Gentleman's Agreement star Celeste Holm has died at the age of 95. The Oscar-winning actress, who won an Academy Award for her supporting role in Gentleman's Agreement in 1947, passed away Sunday at her home in New York, according to CNN. "She passed peacefully in her home in her own bed with her husband and friends and family nearby," Holm's niece, Amy Phillips, told the network. Holm was also nominated for Oscars for best supporting actress in 1949 and 1950, for her roles in Come to the Stable and All About Eve, respectively. In addition to her film work, the accomplished actress was also a staple in the theater community, making her debut on Broadway in The Time of Your Life. »
Amir here. Since the Oscar nominations were announced on tuesday we’ve all heard tons of new stats about this year's slate. All the ‘oldest’ and ‘youngest’ and ‘most’s aside, the one thing that caught my eye was the double nomination for Best Supporting Actress for The Help’s ladies Jessica Chastain & Octavia Spencer. This is now the fourth consecutive year that the category has included two nominees from the same film.
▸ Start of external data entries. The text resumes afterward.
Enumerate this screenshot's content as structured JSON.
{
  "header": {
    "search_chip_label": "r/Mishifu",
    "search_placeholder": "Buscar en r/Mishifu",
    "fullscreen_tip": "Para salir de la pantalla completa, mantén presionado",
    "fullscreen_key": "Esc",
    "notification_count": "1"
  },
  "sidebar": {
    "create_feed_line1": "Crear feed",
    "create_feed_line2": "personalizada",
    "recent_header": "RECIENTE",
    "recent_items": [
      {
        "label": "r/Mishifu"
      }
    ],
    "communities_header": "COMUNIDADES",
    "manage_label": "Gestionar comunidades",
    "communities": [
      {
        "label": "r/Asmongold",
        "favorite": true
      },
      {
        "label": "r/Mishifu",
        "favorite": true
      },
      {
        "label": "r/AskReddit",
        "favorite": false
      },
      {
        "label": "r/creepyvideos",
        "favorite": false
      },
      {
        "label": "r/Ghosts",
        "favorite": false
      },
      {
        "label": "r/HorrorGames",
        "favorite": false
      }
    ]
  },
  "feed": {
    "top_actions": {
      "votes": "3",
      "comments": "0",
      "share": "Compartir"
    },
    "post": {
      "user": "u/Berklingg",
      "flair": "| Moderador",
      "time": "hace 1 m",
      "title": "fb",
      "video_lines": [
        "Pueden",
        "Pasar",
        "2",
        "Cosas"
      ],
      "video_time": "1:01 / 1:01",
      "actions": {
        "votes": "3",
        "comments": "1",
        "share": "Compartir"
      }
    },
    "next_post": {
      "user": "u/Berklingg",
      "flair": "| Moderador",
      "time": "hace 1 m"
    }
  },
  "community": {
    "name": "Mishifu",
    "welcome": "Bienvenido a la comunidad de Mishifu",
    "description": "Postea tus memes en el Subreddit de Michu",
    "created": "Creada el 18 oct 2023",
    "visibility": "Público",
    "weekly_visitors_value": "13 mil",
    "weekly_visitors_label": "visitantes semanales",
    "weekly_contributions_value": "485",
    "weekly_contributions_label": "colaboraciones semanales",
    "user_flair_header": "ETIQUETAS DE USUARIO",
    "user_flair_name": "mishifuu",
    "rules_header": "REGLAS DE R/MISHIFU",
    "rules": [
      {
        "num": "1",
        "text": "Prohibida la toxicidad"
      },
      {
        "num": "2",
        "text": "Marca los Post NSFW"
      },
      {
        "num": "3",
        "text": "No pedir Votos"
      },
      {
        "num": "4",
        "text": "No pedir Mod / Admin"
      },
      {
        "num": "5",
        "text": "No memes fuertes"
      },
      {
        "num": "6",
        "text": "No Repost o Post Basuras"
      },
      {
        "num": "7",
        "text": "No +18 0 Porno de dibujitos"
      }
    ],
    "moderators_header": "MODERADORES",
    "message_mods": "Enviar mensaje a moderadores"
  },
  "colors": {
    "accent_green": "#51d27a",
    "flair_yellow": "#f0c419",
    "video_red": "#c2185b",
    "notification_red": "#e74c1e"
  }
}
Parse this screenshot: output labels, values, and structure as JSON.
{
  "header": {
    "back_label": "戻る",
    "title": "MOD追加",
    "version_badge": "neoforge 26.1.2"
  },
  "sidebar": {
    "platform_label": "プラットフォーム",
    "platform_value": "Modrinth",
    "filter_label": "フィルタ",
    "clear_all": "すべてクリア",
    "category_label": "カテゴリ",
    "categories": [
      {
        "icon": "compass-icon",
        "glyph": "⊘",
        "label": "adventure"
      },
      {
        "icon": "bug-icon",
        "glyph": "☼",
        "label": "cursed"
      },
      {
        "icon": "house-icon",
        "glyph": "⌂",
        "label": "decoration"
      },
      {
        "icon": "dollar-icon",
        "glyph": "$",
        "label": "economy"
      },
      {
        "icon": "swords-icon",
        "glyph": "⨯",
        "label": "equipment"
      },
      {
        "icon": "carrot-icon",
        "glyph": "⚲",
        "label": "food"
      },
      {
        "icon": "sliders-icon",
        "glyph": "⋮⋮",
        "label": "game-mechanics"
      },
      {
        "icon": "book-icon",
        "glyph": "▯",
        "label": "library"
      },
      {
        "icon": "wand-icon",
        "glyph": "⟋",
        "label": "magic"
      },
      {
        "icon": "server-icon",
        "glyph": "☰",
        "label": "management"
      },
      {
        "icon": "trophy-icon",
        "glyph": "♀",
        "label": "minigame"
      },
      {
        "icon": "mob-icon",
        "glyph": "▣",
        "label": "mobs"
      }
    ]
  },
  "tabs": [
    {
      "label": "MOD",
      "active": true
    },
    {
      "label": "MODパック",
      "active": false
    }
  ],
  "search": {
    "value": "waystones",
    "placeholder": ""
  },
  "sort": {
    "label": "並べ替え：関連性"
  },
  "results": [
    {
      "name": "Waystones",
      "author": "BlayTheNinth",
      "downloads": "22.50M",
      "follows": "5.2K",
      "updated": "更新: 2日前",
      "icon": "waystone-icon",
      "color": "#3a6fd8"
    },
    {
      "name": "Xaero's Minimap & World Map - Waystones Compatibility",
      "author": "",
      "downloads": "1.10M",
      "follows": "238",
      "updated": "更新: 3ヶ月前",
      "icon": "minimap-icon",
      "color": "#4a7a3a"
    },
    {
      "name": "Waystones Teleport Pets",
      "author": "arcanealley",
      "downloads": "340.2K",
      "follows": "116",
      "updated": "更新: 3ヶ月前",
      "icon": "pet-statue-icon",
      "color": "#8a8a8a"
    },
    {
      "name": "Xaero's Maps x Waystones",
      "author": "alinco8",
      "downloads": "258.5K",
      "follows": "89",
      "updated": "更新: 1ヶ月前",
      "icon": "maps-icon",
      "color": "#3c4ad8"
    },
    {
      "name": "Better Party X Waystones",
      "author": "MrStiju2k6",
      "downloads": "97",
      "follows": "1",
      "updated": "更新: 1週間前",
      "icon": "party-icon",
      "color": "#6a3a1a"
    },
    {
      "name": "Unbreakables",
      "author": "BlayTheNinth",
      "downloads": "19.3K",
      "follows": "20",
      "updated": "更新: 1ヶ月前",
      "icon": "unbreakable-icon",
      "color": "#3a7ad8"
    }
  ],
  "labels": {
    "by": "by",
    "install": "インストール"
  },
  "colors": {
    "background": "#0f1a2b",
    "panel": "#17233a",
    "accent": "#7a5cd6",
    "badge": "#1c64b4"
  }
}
For the trivia lovers among you, this equals the previous longest streak of double supporting actress nominations from 1947 through 1950: Gentleman’s Agreement, I Remember Mama, Come to the Stable, Pinky and All About Eve... (though the earlier run is more impressive since 1949 had two sets of double nominees.)
Trivia: The two longest double supporting runs (though 47-50 actually had a year with two double noms."Pinky" is not pictured by accident. Apologies). In both one actress »
- Amir S.
10 items from 2012
IMDb.com, Inc. takes no responsibility for the content or accuracy of the above news articles, Tweets, or blog posts. This content is published for the entertainment of our users only. The news articles, Tweets, and blog posts do not represent IMDb's opinions nor can we guarantee that the reporting therein is completely factual. Please visit the source responsible for the item in question to report any concerns you may have regarding content or accuracy.See our NewsDesk partners